Western Carolina University will host the Rooted in the Mountains symposium, designed to integrate indigenous and local knowledge with health and environmental issues, on Thursday, Sept. 27, and Friday, Sept. 28, on campus in the Blue Ridge Conference Room.
There are no words sufficient to express the magnitude of the loss of our beloved chancellor, David Belcher. The sad fact of the inevitability of his passing on June 17 following his decision to go on medical leave at the end of 2017 does absolutely nothing to lessen the sting of our heartbreak. Chancellor Belcher changed the culture of Western Carolina University, and he touched the soul of everyone he met.
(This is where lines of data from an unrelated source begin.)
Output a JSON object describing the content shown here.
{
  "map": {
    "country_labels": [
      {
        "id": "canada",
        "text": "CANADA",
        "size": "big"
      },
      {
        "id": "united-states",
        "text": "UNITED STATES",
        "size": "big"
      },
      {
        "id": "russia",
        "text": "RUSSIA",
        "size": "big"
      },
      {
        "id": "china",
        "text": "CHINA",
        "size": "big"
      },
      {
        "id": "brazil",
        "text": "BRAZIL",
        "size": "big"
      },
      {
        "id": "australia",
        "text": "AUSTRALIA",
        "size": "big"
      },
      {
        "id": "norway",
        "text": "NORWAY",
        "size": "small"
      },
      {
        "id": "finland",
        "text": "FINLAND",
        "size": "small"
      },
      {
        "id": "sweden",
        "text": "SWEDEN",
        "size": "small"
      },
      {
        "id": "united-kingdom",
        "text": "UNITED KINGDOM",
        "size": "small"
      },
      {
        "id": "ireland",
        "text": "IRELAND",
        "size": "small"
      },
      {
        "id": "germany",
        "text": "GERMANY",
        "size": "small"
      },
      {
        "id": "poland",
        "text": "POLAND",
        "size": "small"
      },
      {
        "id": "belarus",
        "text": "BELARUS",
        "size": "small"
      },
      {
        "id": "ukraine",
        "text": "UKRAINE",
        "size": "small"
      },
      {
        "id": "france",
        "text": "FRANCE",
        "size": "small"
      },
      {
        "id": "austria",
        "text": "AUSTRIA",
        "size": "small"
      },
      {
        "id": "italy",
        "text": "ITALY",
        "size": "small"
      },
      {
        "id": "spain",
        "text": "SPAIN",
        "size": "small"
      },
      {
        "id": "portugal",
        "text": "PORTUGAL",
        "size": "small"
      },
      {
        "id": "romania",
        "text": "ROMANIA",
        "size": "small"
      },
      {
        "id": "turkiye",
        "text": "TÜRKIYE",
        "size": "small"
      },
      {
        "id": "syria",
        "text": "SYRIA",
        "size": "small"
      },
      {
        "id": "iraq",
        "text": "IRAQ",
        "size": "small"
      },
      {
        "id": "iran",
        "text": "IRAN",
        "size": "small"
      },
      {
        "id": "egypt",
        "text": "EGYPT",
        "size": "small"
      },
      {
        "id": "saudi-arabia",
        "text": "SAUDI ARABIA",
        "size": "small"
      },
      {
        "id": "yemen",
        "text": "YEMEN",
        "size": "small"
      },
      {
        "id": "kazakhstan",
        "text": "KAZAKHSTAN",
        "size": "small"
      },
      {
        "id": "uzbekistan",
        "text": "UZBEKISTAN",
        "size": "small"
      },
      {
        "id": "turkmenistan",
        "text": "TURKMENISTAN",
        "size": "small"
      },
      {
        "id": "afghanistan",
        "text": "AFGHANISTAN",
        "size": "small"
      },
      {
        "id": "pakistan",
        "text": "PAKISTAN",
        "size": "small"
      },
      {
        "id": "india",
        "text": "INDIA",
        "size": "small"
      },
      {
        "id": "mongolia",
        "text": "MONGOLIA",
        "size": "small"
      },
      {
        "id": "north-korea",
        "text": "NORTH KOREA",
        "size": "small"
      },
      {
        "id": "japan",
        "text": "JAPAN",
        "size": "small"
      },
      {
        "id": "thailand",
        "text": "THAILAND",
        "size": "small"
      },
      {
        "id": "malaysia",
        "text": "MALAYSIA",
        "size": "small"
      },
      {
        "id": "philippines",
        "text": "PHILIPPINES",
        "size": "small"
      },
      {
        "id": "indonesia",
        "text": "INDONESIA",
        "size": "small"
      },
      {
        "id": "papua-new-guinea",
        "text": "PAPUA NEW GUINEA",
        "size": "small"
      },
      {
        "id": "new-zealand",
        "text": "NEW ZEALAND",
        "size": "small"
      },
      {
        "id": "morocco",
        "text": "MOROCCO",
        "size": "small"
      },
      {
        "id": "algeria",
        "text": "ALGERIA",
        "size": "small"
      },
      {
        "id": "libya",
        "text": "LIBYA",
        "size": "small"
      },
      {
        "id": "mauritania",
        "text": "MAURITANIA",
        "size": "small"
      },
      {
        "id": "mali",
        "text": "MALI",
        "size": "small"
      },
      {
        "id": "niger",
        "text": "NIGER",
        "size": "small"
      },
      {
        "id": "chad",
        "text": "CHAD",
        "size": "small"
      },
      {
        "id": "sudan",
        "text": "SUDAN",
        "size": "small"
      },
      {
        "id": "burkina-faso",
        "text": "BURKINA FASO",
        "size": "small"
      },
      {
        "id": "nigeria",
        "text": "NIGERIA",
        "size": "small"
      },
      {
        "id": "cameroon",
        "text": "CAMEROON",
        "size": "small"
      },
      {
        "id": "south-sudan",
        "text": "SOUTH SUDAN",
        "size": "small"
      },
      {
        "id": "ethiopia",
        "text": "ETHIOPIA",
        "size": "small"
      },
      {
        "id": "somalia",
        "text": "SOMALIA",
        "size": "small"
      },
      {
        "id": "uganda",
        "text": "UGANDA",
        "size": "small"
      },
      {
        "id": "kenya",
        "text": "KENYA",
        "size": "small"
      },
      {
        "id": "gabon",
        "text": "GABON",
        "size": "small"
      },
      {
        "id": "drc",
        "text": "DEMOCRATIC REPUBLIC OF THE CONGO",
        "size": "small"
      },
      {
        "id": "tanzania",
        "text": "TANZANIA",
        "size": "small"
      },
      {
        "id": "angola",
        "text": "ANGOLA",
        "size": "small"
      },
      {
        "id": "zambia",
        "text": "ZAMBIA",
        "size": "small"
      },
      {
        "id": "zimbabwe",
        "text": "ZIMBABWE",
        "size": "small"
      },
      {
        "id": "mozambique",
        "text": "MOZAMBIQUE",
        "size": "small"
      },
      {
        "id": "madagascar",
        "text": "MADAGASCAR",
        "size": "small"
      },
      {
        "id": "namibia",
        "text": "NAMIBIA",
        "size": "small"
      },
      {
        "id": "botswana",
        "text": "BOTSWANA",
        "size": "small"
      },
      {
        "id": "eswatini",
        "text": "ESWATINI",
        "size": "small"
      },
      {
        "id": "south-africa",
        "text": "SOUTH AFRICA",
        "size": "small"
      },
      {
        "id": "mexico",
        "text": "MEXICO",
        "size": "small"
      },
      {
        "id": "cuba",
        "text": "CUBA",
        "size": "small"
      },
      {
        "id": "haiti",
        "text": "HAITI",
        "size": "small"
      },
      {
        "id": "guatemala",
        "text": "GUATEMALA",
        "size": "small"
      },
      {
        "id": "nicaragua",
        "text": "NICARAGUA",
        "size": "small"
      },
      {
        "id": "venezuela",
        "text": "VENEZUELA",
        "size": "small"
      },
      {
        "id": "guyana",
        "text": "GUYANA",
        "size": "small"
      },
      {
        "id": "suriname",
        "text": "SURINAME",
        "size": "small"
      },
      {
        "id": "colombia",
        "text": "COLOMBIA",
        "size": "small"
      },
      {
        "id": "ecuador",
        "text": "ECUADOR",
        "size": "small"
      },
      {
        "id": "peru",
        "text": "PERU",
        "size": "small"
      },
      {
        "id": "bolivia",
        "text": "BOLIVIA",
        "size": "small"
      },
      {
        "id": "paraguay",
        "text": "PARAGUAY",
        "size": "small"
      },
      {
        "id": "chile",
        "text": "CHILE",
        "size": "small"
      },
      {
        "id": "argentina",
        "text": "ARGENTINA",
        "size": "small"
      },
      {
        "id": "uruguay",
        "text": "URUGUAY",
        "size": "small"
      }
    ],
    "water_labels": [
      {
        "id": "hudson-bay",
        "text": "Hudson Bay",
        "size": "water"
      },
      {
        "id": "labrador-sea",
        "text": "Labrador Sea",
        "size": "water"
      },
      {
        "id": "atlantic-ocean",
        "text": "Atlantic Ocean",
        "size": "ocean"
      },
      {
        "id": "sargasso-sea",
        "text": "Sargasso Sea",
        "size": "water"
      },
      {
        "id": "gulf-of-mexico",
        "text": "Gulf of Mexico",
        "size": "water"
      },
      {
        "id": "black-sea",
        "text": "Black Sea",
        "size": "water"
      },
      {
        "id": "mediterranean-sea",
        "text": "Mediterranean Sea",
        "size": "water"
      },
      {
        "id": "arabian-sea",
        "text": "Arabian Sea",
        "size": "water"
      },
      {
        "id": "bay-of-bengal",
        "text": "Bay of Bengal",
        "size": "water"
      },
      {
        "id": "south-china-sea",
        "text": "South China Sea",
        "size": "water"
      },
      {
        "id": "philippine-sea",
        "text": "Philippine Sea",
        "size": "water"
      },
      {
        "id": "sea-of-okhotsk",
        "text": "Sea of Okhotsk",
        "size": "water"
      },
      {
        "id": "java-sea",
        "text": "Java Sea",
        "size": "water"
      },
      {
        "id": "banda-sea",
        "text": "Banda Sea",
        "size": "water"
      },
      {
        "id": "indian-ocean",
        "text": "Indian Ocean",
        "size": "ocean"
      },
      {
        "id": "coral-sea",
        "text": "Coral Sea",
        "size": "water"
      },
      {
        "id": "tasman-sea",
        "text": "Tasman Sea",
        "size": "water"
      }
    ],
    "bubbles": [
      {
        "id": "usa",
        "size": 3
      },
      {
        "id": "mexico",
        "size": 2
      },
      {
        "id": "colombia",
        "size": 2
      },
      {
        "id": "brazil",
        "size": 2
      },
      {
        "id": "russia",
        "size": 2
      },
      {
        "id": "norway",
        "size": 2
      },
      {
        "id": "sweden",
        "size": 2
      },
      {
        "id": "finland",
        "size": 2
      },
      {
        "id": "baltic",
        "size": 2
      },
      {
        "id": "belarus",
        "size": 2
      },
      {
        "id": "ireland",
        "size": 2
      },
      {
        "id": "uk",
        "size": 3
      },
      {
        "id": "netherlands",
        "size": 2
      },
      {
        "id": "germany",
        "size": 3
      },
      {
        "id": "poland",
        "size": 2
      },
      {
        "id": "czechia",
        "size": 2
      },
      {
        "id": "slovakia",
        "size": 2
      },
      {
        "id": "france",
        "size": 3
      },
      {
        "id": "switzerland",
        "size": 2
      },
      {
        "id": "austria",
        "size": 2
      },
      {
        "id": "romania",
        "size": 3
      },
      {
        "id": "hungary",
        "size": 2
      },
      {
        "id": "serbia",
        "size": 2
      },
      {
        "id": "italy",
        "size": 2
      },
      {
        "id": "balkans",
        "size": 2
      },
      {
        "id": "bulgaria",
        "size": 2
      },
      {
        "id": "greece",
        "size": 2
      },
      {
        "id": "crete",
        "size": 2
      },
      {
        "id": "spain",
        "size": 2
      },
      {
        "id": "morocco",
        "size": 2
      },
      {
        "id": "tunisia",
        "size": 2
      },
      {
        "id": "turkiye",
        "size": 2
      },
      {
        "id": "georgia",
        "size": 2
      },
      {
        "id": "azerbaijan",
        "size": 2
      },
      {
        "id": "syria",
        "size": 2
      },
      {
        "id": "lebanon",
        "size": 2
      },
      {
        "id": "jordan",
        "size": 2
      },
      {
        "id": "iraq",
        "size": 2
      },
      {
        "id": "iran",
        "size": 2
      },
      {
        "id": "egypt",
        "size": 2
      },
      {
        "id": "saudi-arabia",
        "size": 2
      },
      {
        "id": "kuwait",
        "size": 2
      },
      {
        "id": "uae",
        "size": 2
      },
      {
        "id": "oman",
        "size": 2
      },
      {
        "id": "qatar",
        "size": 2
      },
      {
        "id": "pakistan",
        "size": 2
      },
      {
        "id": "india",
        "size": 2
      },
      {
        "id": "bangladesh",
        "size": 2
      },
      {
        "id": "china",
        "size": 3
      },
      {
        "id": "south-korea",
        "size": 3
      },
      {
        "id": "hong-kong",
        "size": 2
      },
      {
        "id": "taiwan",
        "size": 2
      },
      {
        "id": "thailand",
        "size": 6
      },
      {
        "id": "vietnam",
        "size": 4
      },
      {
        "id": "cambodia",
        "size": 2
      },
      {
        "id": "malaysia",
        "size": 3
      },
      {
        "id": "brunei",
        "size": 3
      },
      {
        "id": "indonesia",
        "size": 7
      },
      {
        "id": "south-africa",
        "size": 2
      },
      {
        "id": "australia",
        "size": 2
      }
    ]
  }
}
Officially launched on March 1 of this year with announcement of the largest donation designated specifically for scholarship support in Western Carolina University history, WCU’s “Lead the Way” comprehensive fundraising campaign has netted more than $51 million toward its goal of reaching $60 million by early 2019.
At a long-legged 5 feet 8 inches, Velma “Leone” Hyde Hughes Ray ’41 (left) had a pretty decent stride. Good thing – she covered a lot of ground in her 77 years: loyal sister, favorite aunt, farm wife, school teacher, basketball player.
C.D. Spangler Jr., the late former president of the University of North Carolina System, once said the presence of faculty members on a campus who have earned the “distinguished professor” title is “the very essence of a great university.”
Simply put, Western Carolina University’s Jamaica Program, which has been developing teachers as leaders in Jamaican schools for half a century, has become the benchmark of success in educational instruction in that Caribbean country.
A first-generation college student who first set foot on WCU’s campus in 1983 and has never left, rising through the ranks from incoming freshman to serve as the institution’s second-in-command, has created an endowed scholarship fund in honor of her Jamaica-born parents.
The traditional student experience at Western Carolina University saw 18- to 22-year-olds strolling across campus, passing classmates on the way to a lecture, meeting with professors in the hallway or during their office hours, grabbing a bite to eat in the cafeteria and hanging out in residence halls.
For the son of a small-town Baptist preacher who went to college to become a classically trained pianist, only to find his professional career take an unexpected change of tempo into academia, the June 23 memorial service for Western Carolina University Chancellor David O. Belcher hit just the right note.